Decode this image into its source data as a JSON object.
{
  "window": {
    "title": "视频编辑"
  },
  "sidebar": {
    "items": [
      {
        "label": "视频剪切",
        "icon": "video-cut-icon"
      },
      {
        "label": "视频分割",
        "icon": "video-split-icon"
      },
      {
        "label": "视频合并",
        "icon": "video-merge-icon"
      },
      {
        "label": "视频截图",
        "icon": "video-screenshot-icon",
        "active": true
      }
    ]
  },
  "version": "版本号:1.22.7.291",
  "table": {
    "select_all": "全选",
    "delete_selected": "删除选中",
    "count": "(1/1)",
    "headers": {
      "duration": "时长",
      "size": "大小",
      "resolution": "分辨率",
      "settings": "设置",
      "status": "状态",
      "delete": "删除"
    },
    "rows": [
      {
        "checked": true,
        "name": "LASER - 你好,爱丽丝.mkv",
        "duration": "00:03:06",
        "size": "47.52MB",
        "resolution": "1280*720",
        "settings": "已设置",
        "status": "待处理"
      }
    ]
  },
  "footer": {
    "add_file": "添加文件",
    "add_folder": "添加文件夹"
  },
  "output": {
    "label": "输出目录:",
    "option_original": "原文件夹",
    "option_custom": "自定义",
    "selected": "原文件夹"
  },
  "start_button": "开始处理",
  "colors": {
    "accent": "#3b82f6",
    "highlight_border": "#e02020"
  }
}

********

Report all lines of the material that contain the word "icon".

        "icon": "video-cut-icon"
        "icon": "video-split-icon"
        "icon": "video-merge-icon"
        "icon": "video-screenshot-icon",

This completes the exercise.